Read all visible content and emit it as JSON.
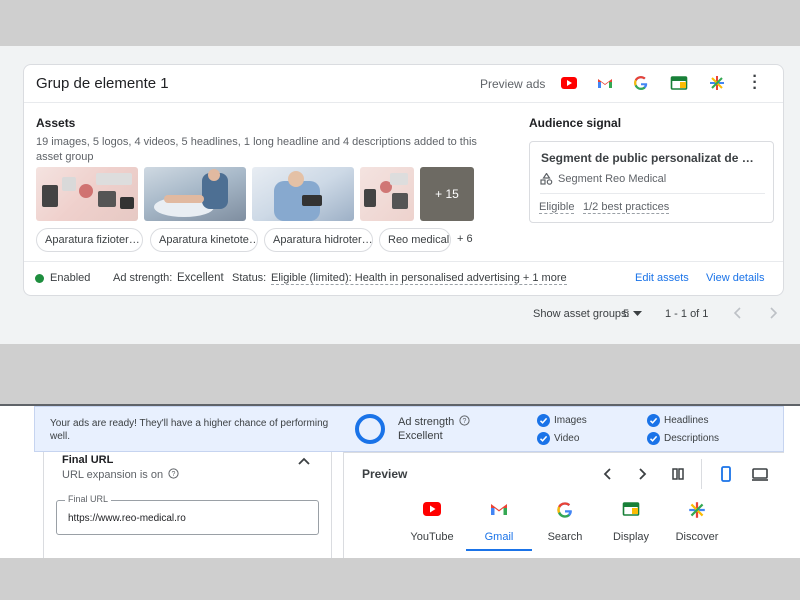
{
  "card": {
    "title": "Grup de elemente 1",
    "preview_ads": "Preview ads",
    "channel_icons": [
      "youtube-icon",
      "gmail-icon",
      "google-icon",
      "display-icon",
      "discover-icon"
    ]
  },
  "assets": {
    "title": "Assets",
    "description": "19 images, 5 logos, 4 videos, 5 headlines, 1 long headline and 4 descriptions added to this asset group",
    "more_images": "+ 15",
    "chips": [
      "Aparatura fizioter…",
      "Aparatura kinetote…",
      "Aparatura hidroter…",
      "Reo medical"
    ],
    "more_chips": "+ 6"
  },
  "audience": {
    "title": "Audience signal",
    "segment_title": "Segment de public personalizat de …",
    "segment_sub": "Segment Reo Medical",
    "eligible": "Eligible",
    "practices": "1/2 best practices"
  },
  "footer": {
    "enabled": "Enabled",
    "ad_strength_label": "Ad strength:",
    "ad_strength_value": "Excellent",
    "status_label": "Status:",
    "status_value": "Eligible (limited): Health in personalised advertising + 1 more",
    "edit_assets": "Edit assets",
    "view_details": "View details"
  },
  "pager": {
    "show_label": "Show asset groups:",
    "show_value": "5",
    "range": "1 - 1 of 1"
  },
  "banner": {
    "message": "Your ads are ready! They'll have a higher chance of performing well.",
    "ad_strength_label": "Ad strength",
    "ad_strength_value": "Excellent",
    "checks": [
      "Images",
      "Video",
      "Headlines",
      "Descriptions"
    ]
  },
  "final_url": {
    "title": "Final URL",
    "expansion": "URL expansion is on",
    "field_label": "Final URL",
    "field_value": "https://www.reo-medical.ro"
  },
  "preview": {
    "title": "Preview",
    "tabs": [
      "YouTube",
      "Gmail",
      "Search",
      "Display",
      "Discover"
    ],
    "active_tab": "Gmail"
  },
  "colors": {
    "accent": "#1a73e8",
    "enabled_dot": "#1e8e3e",
    "banner_bg": "#e8f0fe"
  }
}
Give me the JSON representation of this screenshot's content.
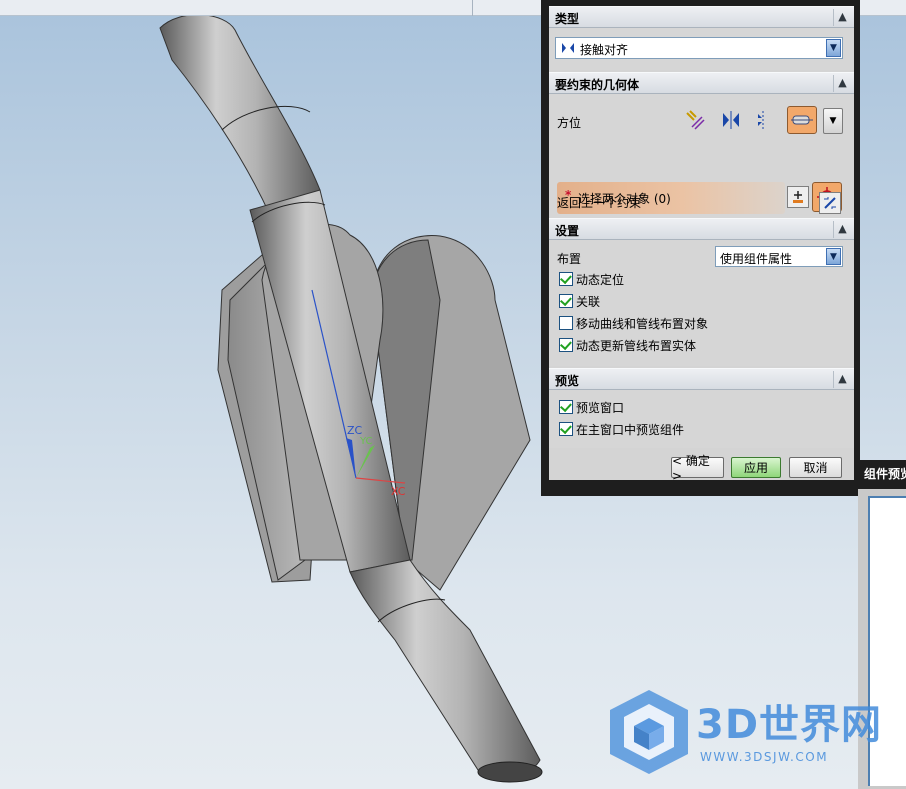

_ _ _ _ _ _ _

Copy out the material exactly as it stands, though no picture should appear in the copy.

Read all visible content and emit it as JSON.
{
  "card": {
    "title": "Grup de elemente 1",
    "preview_ads": "Preview ads",
    "channel_icons": [
      "youtube-icon",
      "gmail-icon",
      "google-icon",
      "display-icon",
      "discover-icon"
    ]
  },
  "assets": {
    "title": "Assets",
    "description": "19 images, 5 logos, 4 videos, 5 headlines, 1 long headline and 4 descriptions added to this asset group",
    "more_images": "+ 15",
    "chips": [
      "Aparatura fizioter…",
      "Aparatura kinetote…",
      "Aparatura hidroter…",
      "Reo medical"
    ],
    "more_chips": "+ 6"
  },
  "audience": {
    "title": "Audience signal",
    "segment_title": "Segment de public personalizat de …",
    "segment_sub": "Segment Reo Medical",
    "eligible": "Eligible",
    "practices": "1/2 best practices"
  },
  "footer": {
    "enabled": "Enabled",
    "ad_strength_label": "Ad strength:",
    "ad_strength_value": "Excellent",
    "status_label": "Status:",
    "status_value": "Eligible (limited): Health in personalised advertising + 1 more",
    "edit_assets": "Edit assets",
    "view_details": "View details"
  },
  "pager": {
    "show_label": "Show asset groups:",
    "show_value": "5",
    "range": "1 - 1 of 1"
  },
  "banner": {
    "message": "Your ads are ready! They'll have a higher chance of performing well.",
    "ad_strength_label": "Ad strength",
    "ad_strength_value": "Excellent",
    "checks": [
      "Images",
      "Video",
      "Headlines",
      "Descriptions"
    ]
  },
  "final_url": {
    "title": "Final URL",
    "expansion": "URL expansion is on",
    "field_label": "Final URL",
    "field_value": "https://www.reo-medical.ro"
  },
  "preview": {
    "title": "Preview",
    "tabs": [
      "YouTube",
      "Gmail",
      "Search",
      "Display",
      "Discover"
    ],
    "active_tab": "Gmail"
  },
  "colors": {
    "accent": "#1a73e8",
    "enabled_dot": "#1e8e3e",
    "banner_bg": "#e8f0fe"
  }
}
Give me the JSON representation of this screenshot's content.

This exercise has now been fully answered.